Now that the dust of the 2016 election has finally settled, and a new President and Congress have taken office, campaign strategists may have had a small opportunity to relax…and begin planning for the 2018 elections.
In 2018, control of the Senate will once again be contested, with 34 seats up for grabs. If this last cycle was any indication, next year could break another record for campaign spending. And in addition to the entire House of Representatives standing for reelection, 36 states will have statewide gubernatorial elections. With such a high stakes and active campaign season, reaching voters and effectively influencing their opinions will be critical.

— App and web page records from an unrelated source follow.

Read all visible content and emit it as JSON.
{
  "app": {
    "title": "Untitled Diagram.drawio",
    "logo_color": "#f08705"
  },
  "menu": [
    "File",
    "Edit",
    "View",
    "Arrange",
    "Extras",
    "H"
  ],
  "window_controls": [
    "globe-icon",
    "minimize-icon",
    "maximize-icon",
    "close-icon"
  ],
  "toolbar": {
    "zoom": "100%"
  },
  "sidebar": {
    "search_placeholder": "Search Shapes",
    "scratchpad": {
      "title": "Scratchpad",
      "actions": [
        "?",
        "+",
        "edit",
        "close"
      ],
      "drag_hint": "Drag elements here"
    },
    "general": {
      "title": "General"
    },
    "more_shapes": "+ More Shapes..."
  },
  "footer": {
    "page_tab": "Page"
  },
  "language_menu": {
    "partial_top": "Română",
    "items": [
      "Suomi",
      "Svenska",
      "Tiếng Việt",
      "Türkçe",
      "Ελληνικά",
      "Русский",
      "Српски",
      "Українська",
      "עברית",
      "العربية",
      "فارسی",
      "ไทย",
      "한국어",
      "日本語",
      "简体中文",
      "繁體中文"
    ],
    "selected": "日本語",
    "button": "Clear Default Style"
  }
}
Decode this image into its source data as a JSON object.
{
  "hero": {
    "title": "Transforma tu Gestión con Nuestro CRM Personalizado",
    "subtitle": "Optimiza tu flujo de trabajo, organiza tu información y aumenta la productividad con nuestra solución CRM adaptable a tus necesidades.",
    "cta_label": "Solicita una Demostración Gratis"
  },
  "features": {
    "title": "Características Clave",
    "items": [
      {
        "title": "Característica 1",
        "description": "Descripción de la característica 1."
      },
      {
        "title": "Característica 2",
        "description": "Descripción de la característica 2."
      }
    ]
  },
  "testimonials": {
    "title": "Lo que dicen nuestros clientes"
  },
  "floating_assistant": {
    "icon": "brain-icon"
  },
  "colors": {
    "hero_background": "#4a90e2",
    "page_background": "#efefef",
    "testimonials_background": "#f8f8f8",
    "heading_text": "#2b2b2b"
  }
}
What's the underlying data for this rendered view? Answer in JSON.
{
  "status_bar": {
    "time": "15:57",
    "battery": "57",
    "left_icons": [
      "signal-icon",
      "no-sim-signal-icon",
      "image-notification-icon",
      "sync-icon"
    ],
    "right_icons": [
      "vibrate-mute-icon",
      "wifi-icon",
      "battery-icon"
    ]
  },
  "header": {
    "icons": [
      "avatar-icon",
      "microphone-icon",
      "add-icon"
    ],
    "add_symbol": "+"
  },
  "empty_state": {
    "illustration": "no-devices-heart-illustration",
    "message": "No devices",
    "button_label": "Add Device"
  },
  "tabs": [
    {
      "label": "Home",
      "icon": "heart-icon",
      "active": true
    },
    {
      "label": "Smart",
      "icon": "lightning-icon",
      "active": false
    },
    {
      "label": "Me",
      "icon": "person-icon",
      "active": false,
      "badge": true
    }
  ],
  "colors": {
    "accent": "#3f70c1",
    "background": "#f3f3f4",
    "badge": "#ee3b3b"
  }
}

A groundbreaking report released earlier this month by the Wesleyan Media Project confirms two key narratives that political professionals have known for a long time: Message matters, and TV remains a critical driver of voter behavior. In analyzing Donald Trump’s upset victory over Hillary Clinton, the Wesleyan report found that “the content of Clinton’s ads and her failure to advertise early in key states may be as important factors in her loss as Trump’s novel approach to TV advertising and social media.” Hillary Clinton’s loss, the report’s authors say, can be attributed to strategic decisions in states like Wisconsin and Michigan, “where she only began to advertise heavily in the week before the election.”

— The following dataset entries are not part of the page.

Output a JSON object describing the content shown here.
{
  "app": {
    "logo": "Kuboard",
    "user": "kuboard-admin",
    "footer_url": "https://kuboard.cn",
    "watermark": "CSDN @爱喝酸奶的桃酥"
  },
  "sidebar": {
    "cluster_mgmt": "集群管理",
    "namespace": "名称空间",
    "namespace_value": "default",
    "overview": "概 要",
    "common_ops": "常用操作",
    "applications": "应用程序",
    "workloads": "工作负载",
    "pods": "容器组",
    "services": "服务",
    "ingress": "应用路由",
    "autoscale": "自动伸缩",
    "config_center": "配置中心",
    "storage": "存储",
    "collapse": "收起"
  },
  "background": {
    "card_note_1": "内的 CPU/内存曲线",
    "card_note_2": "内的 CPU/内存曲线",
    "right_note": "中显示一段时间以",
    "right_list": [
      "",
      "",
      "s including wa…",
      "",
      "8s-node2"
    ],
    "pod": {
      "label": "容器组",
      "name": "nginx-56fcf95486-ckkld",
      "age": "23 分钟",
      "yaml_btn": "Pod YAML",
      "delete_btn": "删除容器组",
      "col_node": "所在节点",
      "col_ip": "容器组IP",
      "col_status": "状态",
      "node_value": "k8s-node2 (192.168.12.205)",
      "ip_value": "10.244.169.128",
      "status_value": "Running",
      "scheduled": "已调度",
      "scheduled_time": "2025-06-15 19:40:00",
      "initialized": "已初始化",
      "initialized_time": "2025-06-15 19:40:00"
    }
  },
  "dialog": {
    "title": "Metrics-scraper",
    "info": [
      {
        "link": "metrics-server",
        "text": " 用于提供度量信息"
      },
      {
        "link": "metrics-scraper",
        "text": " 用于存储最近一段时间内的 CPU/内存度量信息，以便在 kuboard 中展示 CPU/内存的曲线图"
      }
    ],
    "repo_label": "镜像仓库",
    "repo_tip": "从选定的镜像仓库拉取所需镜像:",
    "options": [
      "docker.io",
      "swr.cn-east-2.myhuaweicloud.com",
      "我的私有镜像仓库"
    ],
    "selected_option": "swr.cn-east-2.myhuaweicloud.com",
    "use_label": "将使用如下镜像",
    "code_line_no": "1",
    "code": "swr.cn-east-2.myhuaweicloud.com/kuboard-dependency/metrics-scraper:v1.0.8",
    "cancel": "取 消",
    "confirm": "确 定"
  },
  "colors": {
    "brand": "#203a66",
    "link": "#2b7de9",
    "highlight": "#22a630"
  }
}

Given TV’s influential role in driving political outcomes, and where the ad dollars flowed in the late stages of the 2016 presidential and Senate races, candidates in tough races should once again be looking to local broadcast TV to shape their messages and persuade voters at the polls.
That’s because local broadcast TV reaches more people in one day than any other platform and remains consumers’ medium of choice, making it a campaign’s most effective and powerful marketing tool. In fact, Nielsen's latest Total Audience Report (Q3 2016) shows that adults continue to watch more than twice as much TV each week compared with the second and third most watched media platforms. Also, TV dominates video viewing at 93 percent, compared with watching video on the internet (5 percent) or on a smartphone (2 percent). While political campaigns must make effective use of all advertising platforms, if a campaign’s goal is to get their ads in front of the most voters, TV remains the go to platform.